Litigation and Its Process
How It Works - How You Can Use It to Your Advantage - How You Get Out
For a court to decide on an issue, they must know what the facts are and what the law says. Litigation is the process of discovering the answers for those two questions. A trial is the process of presenting a compelling story and explaining why your story (and not your opponent's) best complies with the law and therefore, should win. The following is the basic process:
The complaint is the document filed with the court where the Plaintiff (the person who is filing the lawsuit) outlines where they think that the Defendant (the person being sued) broke the law. After the complaint is filed, you have thirty days to respond. This response can either challenge the complaint (or by challenging: venue, vagueness, parties, etc.), or more generally, file an answer to the charges. Once a response is filed, the parties will enter a process called Discovery to determine the facts of the case.
In most cases, each party has a different version of the facts. From these versions, each party must create a story explaining why their side is more appropriately following the law and therefore, should win the suit. Discovery allows each side to see the opposing story and ensures that all the facts of the case are available to all parties. The facts are established by using the following:
interrogatories - questions that the other party must answer
admissions - statements the other party must admit or deny
production of documents - any relevant documents the other party must provide
Usually, the last step in discovery is to take a deposition, where one side will ask the opposing side any relevant questions regarding the interrogatories, admissions and relevant documents. A deposition is done under oath and is as legally binding as it would be in a trial setting. This ensures that the story does not change at a later date. Depending on the complexity of the case, a deposition can take anywhere from a half hour to several days.
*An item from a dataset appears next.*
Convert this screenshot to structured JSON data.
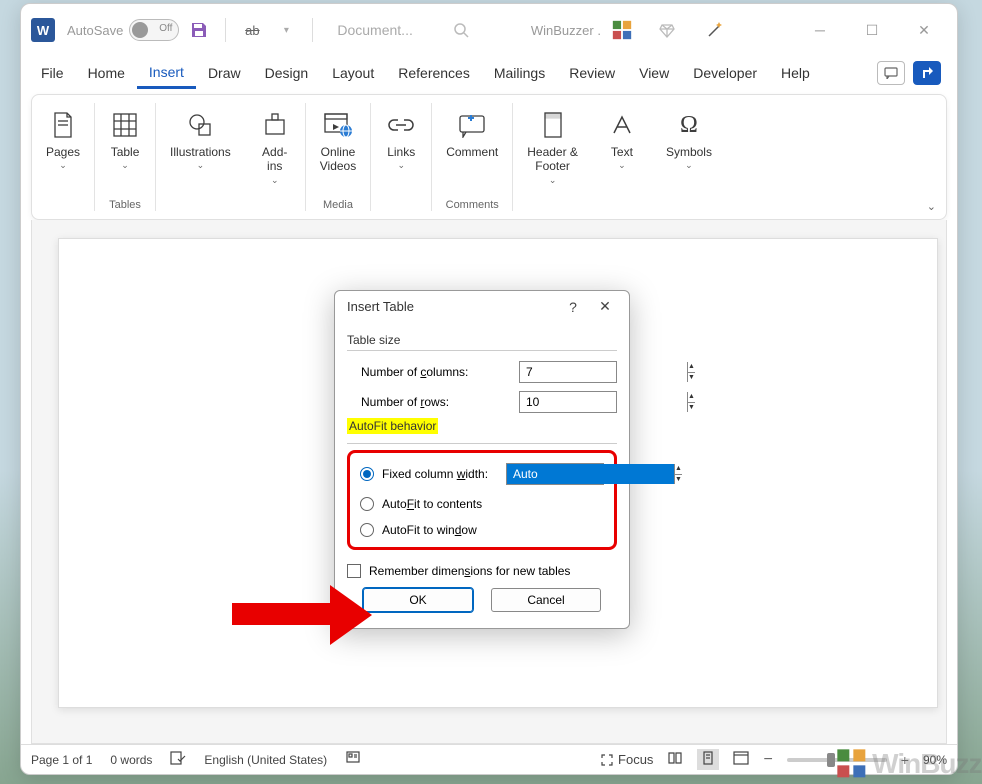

Motions are arguments before the judge to determine how the trial will proceed. There are motions to determine what evidence can be used, where the trial is going to take place, and what instructions should be given to the jury. There are even motions to close the case and immediately rule in your favor. These motions are only a few examples of the many motions available that can be used during trial. Knowing which motions are necessary and applicable, as well as which ones should be avoided, is key for ensuring your lawsuit proceeds in your favor.
All lawsuits culminate in a trial if they are not settled. This is the time when each side presents their evidence to either a Judge or a Jury. The two sides outline their version of what happened and what their version of the facts are. Similar cases with desirable outcomes for either side may be used to better refine why a particular side has the better argument and should win. Because of this, finding and presenting the right previous cases during a trial can prove to be invaluable. Ultimately, once both sides present all of their supporting data, the judge or jury determines who is right and then renders a verdict stating what each party must do to resolve the issue.
How Do I Get Out of a Lawsuit?
Their are many ways to get out of a lawsuit. All solutions involve an agreement between the parties. Even if a trial goes to a verdict, the judge will then assign an agreement that the parties must follow. Since an agreement is so fundamental to the legal process, any suit can be stopped at any point by both sides agreeing to settle the case. This can even occur after a full trial, as long as the judge or jurors have not come back with a verdict.
The real power that a lawsuit possesses is the ability to resolve a conflict that is backed by the force of law. However, if you are looking to avoid the full extent of a trial, below are some ways to exit prior to the actual trial:
Exit after filing the Complaint:
This is the first exit point. It is a powerful tool because if the other side does not respond, they lose automatically. If you are having trouble communicating or reasoning with your opposition, a complaint forces them to the table. If that is the main problem that you face, lawsuits can settle quickly after the parties are forced to begin negotiating.
Exit after Discovery
This is one of the most common exit points. Discovery allows you to examine their "proof" and sort out what the opposing side's case actually is. This process forces the other side to show their evidence for their claim and determine whether they are just bluffing or whether they have a valid case. Once both sides put their cards on the table, it allows each to analyze the other's argument. Many cases settle after each side knows what they are up against.
Exit at Trial
Once Trial has begun, it must be remembered that an agreement can be reached at any time. In more cases than you might expect, a settlement is created while the jury is conferring about what ruling to give. If the parties can agree, the court is always willing to accept that, even if it means dismissing the jury prior to hearing their decision. However, if a ruling is issued, that settles the matter for good. A very rare exception is if one side files for an appeal. The appeal process is very costly, making it an uncommon choice.
Exit at Any Point
The best exit strategy will always be decided ultimately by your specific situation. An initial consultation is usually enough to determine what main issues you are facing and to get an idea of what methods might be the most useful. If you would like to know more about our favorite exit method, click the button below for an in depth look at mediation, which we believe is the most powerful and cost effective solution to conflict.
Don't Worry. You Are Not Stuck!